Granting that the trial examiner found that Strutz represented to the union negotiators that it would not be necessary to get the president's approval of the proposed change, it does not follow that an agreement was reached. Strutz's agency was limited, and he had no authority to bind his principal to a contract. He could not enlarge on the scope of his agency by his own declarations and acts, and the union, which had actual knowledge of the limitations on Strutz's authority, could hardly rely on any such declarations. Agency cannot be established by the acts and declarations of the alleged agent. Atchison, Topeka & Santa Fe Ry. Co. v. Bouziden, 307 F.2d 230 (10th Cir. 1962). Particularly is this true where the authority of the agent has been clearly delineated by agreement of the parties.


Assuming that the vacation proposal is company policy for inside employees, there having been presented no other evidence to show ratification by the president, the policy with respect to inside employees is not sufficiently probative to be "substantial" evidence where the inside employees are members of a different bargaining unit.


There is not an iota of evidence that the company president ever saw the proposal, let alone ratified it. While this may be an element of bad faith bargaining, it nevertheless will not support the conclusion that there has been agreement. See San Antonio Machine & Supply Corp. v. NLRB, 363 F.2d 633, 636 (5th Cir. 1966).


In our opinion, H. K. Porter, supra, is controlling. In H. K. Porter the Supreme Court held that the Circuit Court could not grant enforcement of a Board order requiring the company to execute a contract which contained a provision to which it had not agreed apparently for the sole purpose of frustrating the union. The Court reasoned that the provision involved a mandatory subject of bargaining, and, regardless of the company's conduct, it could not be required to agree to the provision.


It appears that in the present case the Board has attempted to circumvent the restrictions of section 8(d). There is not a shred of evidence that the company president agreed to the proposal. By characterizing a vacation change as minor, the Board attempted to expand the authority of the company's bargaining agent to include approval of this change. This is not a case of a minor change in an agreement. It involved a mandatory subject of bargaining. Under H. K. Porter, it is clear that the Board could not compel the company president to agree to the vacation change in spite of the fact that there was no company policy against it, and the fact that it would cause the company no great inconvenience.

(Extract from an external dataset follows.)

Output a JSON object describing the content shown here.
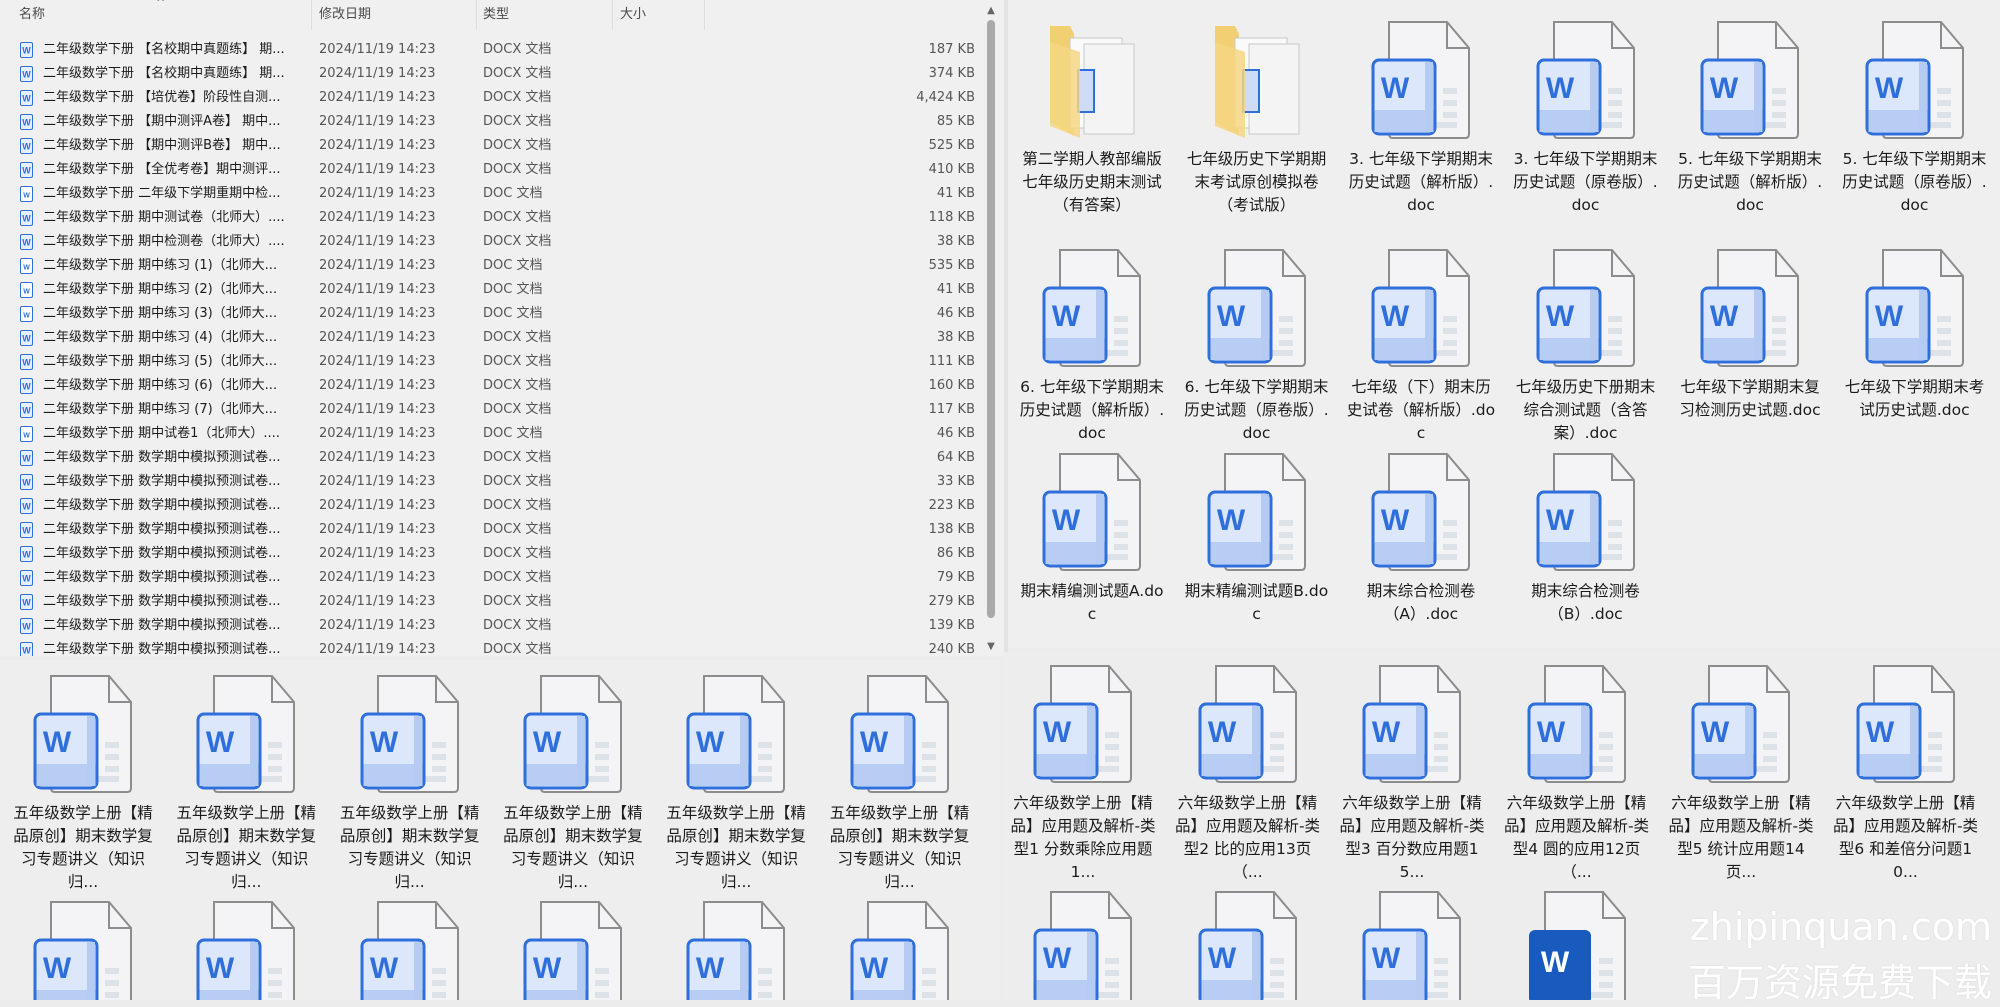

Since it cannot compel the principal directly, it cannot do so indirectly by gratuitously expanding the agent's authority contrary to the agreement of the parties.

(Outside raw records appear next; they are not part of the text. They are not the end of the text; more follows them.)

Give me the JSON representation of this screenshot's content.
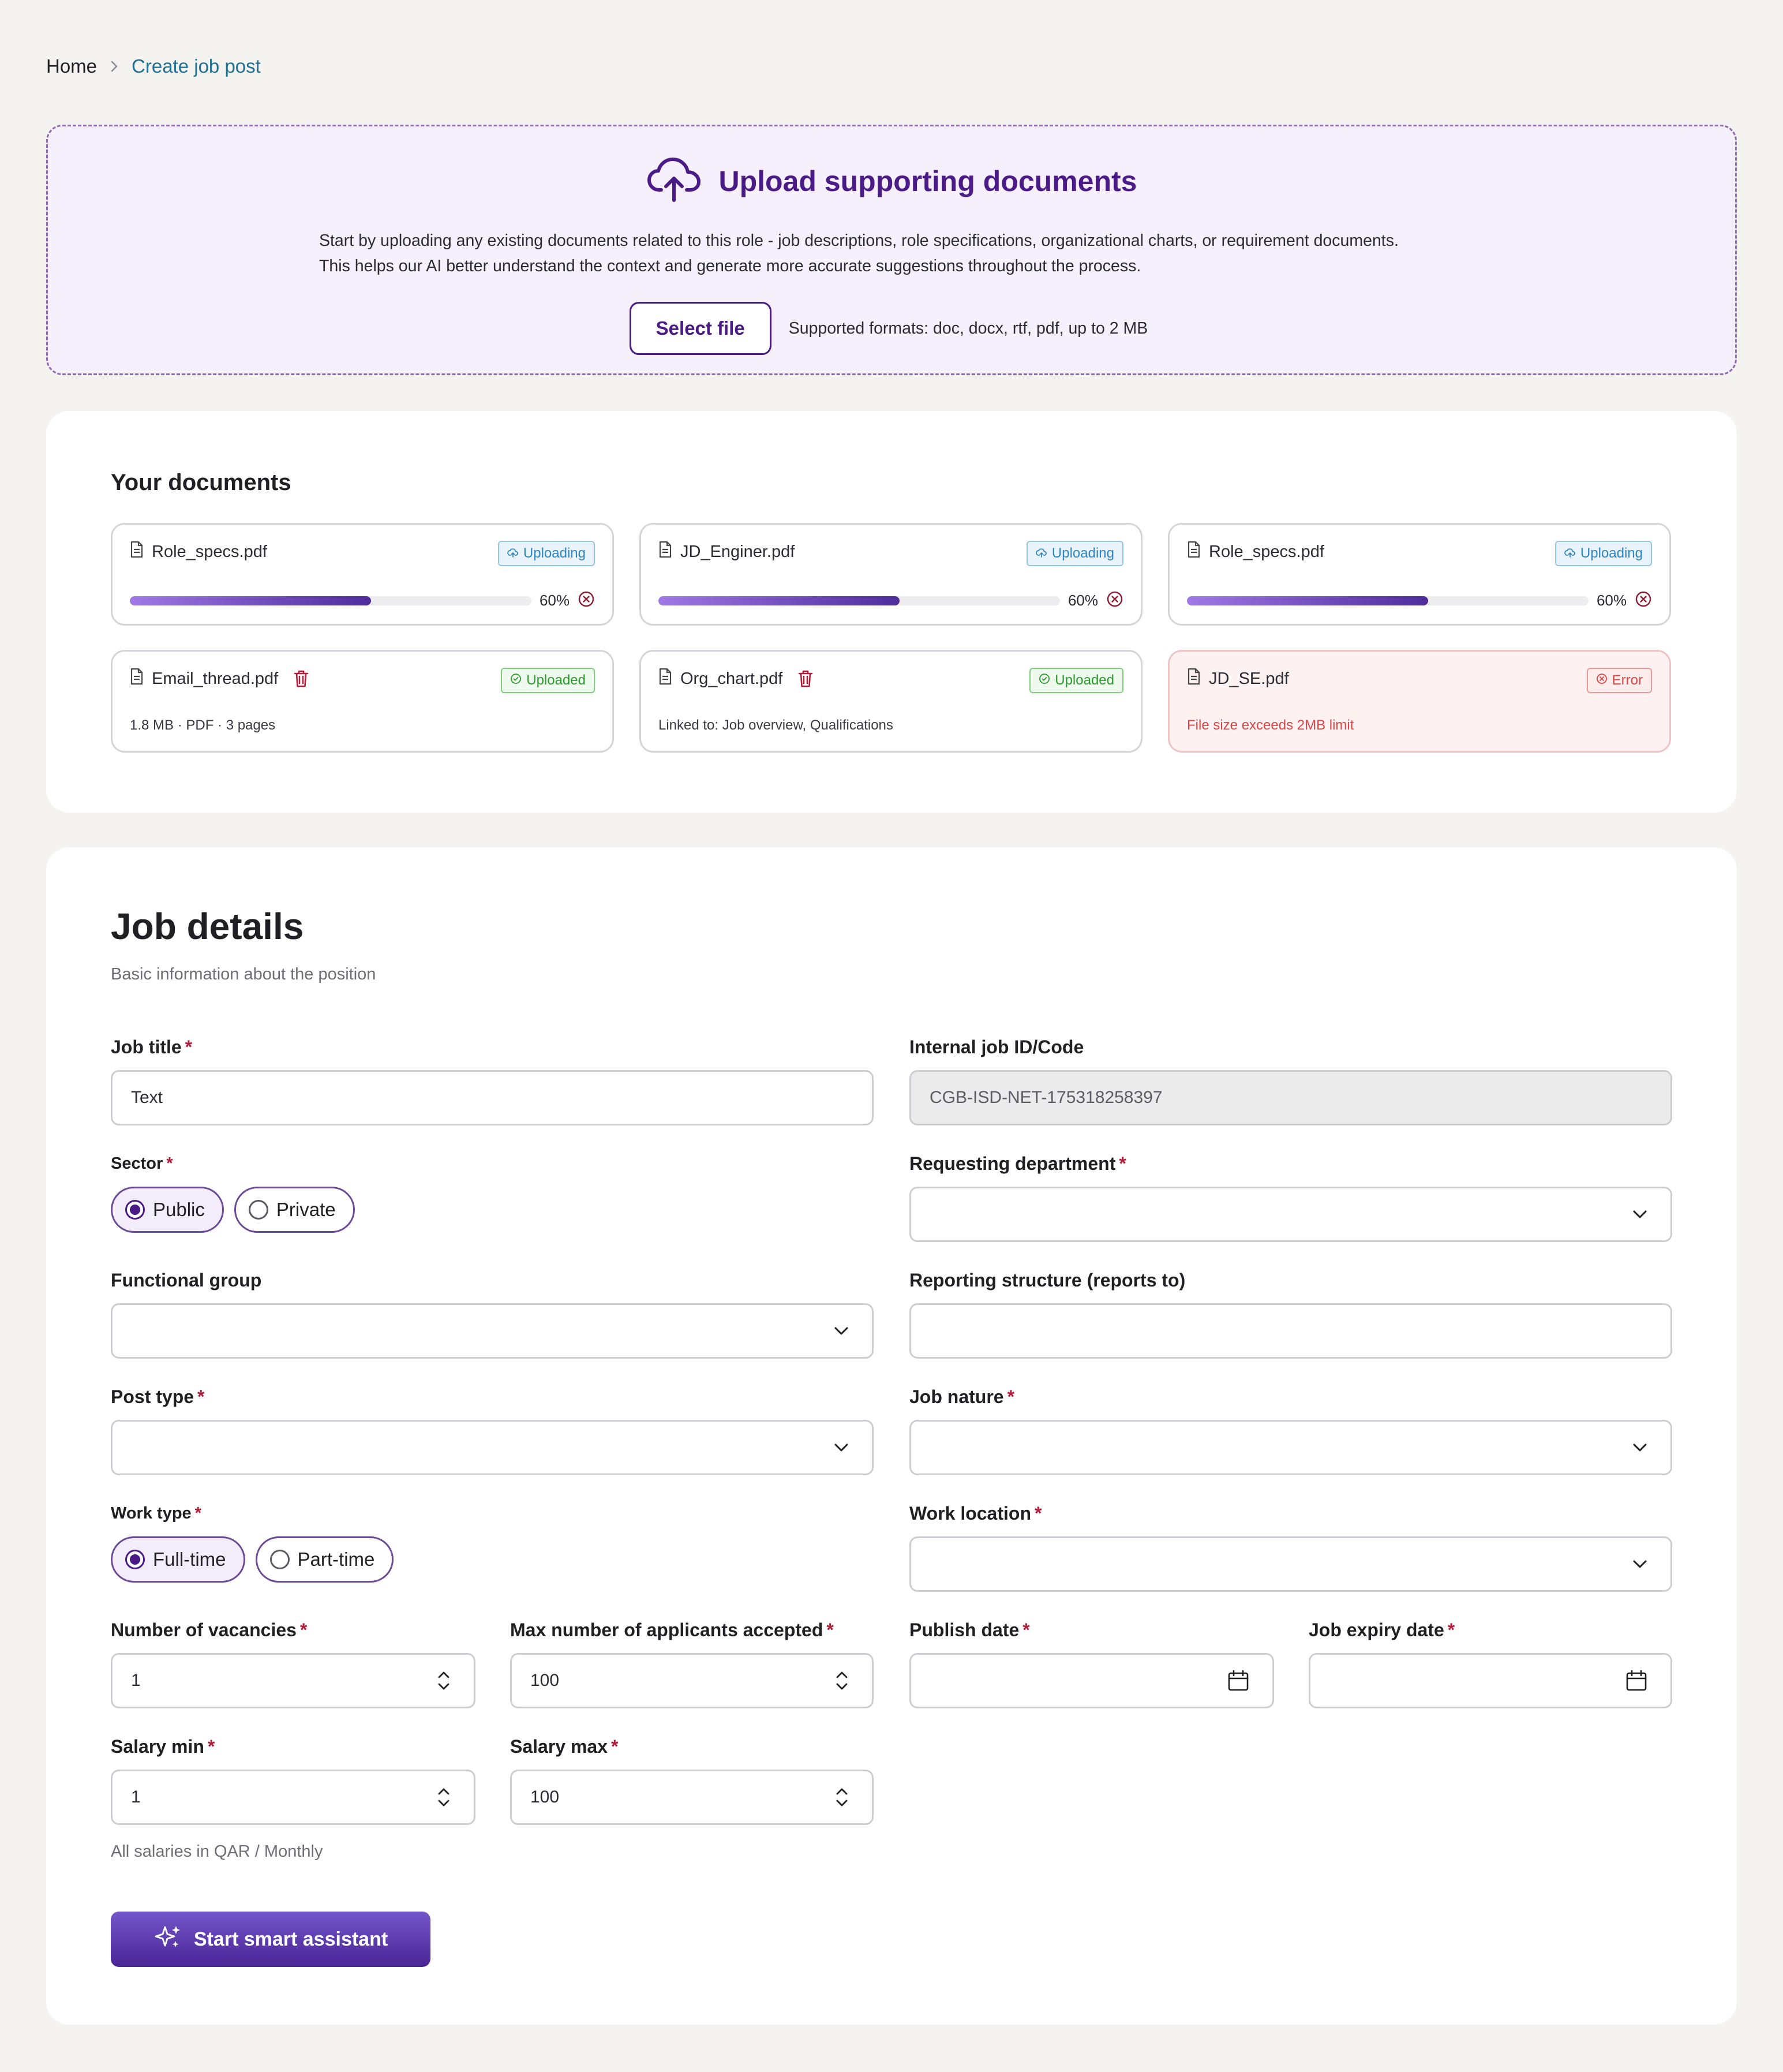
{
  "breadcrumb": {
    "home": "Home",
    "current": "Create job post"
  },
  "upload": {
    "title": "Upload supporting documents",
    "desc_line1": "Start by uploading any existing documents related to this role - job descriptions, role specifications, organizational charts, or requirement documents.",
    "desc_line2": "This helps our AI better understand the context and generate more accurate suggestions throughout the process.",
    "select_label": "Select file",
    "formats": "Supported formats: doc, docx, rtf, pdf, up to 2 MB",
    "icon": "cloud-upload-icon"
  },
  "documents": {
    "title": "Your documents",
    "items": [
      {
        "name": "Role_specs.pdf",
        "status": "Uploading",
        "progress_label": "60%",
        "progress": 0.6
      },
      {
        "name": "JD_Enginer.pdf",
        "status": "Uploading",
        "progress_label": "60%",
        "progress": 0.6
      },
      {
        "name": "Role_specs.pdf",
        "status": "Uploading",
        "progress_label": "60%",
        "progress": 0.6
      },
      {
        "name": "Email_thread.pdf",
        "status": "Uploaded",
        "meta": "1.8 MB · PDF · 3 pages"
      },
      {
        "name": "Org_chart.pdf",
        "status": "Uploaded",
        "meta": "Linked to: Job overview, Qualifications"
      },
      {
        "name": "JD_SE.pdf",
        "status": "Error",
        "meta": "File size exceeds 2MB limit"
      }
    ]
  },
  "job": {
    "title": "Job details",
    "subtitle": "Basic information about the position",
    "job_title": {
      "label": "Job title",
      "value": "Text"
    },
    "internal_id": {
      "label": "Internal job ID/Code",
      "value": "CGB-ISD-NET-175318258397"
    },
    "sector": {
      "label": "Sector",
      "options": [
        "Public",
        "Private"
      ],
      "selected": "Public"
    },
    "requesting_department": {
      "label": "Requesting department",
      "value": ""
    },
    "functional_group": {
      "label": "Functional group",
      "value": ""
    },
    "reporting_structure": {
      "label": "Reporting structure (reports to)",
      "value": ""
    },
    "post_type": {
      "label": "Post type",
      "value": ""
    },
    "job_nature": {
      "label": "Job nature",
      "value": ""
    },
    "work_type": {
      "label": "Work type",
      "options": [
        "Full-time",
        "Part-time"
      ],
      "selected": "Full-time"
    },
    "work_location": {
      "label": "Work location",
      "value": ""
    },
    "vacancies": {
      "label": "Number of vacancies",
      "value": "1"
    },
    "max_applicants": {
      "label": "Max number of applicants accepted",
      "value": "100"
    },
    "publish_date": {
      "label": "Publish date",
      "value": ""
    },
    "expiry_date": {
      "label": "Job expiry date",
      "value": ""
    },
    "salary_min": {
      "label": "Salary min",
      "value": "1"
    },
    "salary_max": {
      "label": "Salary max",
      "value": "100"
    },
    "salary_note": "All salaries in QAR / Monthly",
    "assist_label": "Start smart assistant",
    "required_marker": "*"
  },
  "colors": {
    "accent": "#4a1a86",
    "link": "#1f6f93",
    "error": "#d94747",
    "success": "#2d9a2f",
    "info": "#3186c2"
  }
}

The remarks of the Court in H. K. Porter are particularly apt:


"It may well be true, as the Court of Appeals felt, that the present remedial powers of the Board are insufficiently broad to cope with important labor problems. But it is the job of Congress, not the Board or the courts, to decide when and if it is necessary to allow governmental review of proposals for collective-bargaining agreements and compulsory submission to one side's demands. The present Act does not envision such a process." 397 U.S. at 109, 90 S.Ct. at 826.


The burden of proof was upon General Counsel for the Board to establish by a preponderance of the evidence that the president ratified the proposed agreement negotiated by the company's negotiator. He offered no proof tending to show such approval.


The fact that the president of the company was not called as a witness to testify did not operate to overcome the deficiency in the Board's evidence. In my judgment, there was no duty on the part of a litigant to offer proof where his adversary has failed to make out a case.


The appropriate remedy in this case is only to order the company to bargain in good faith with the union.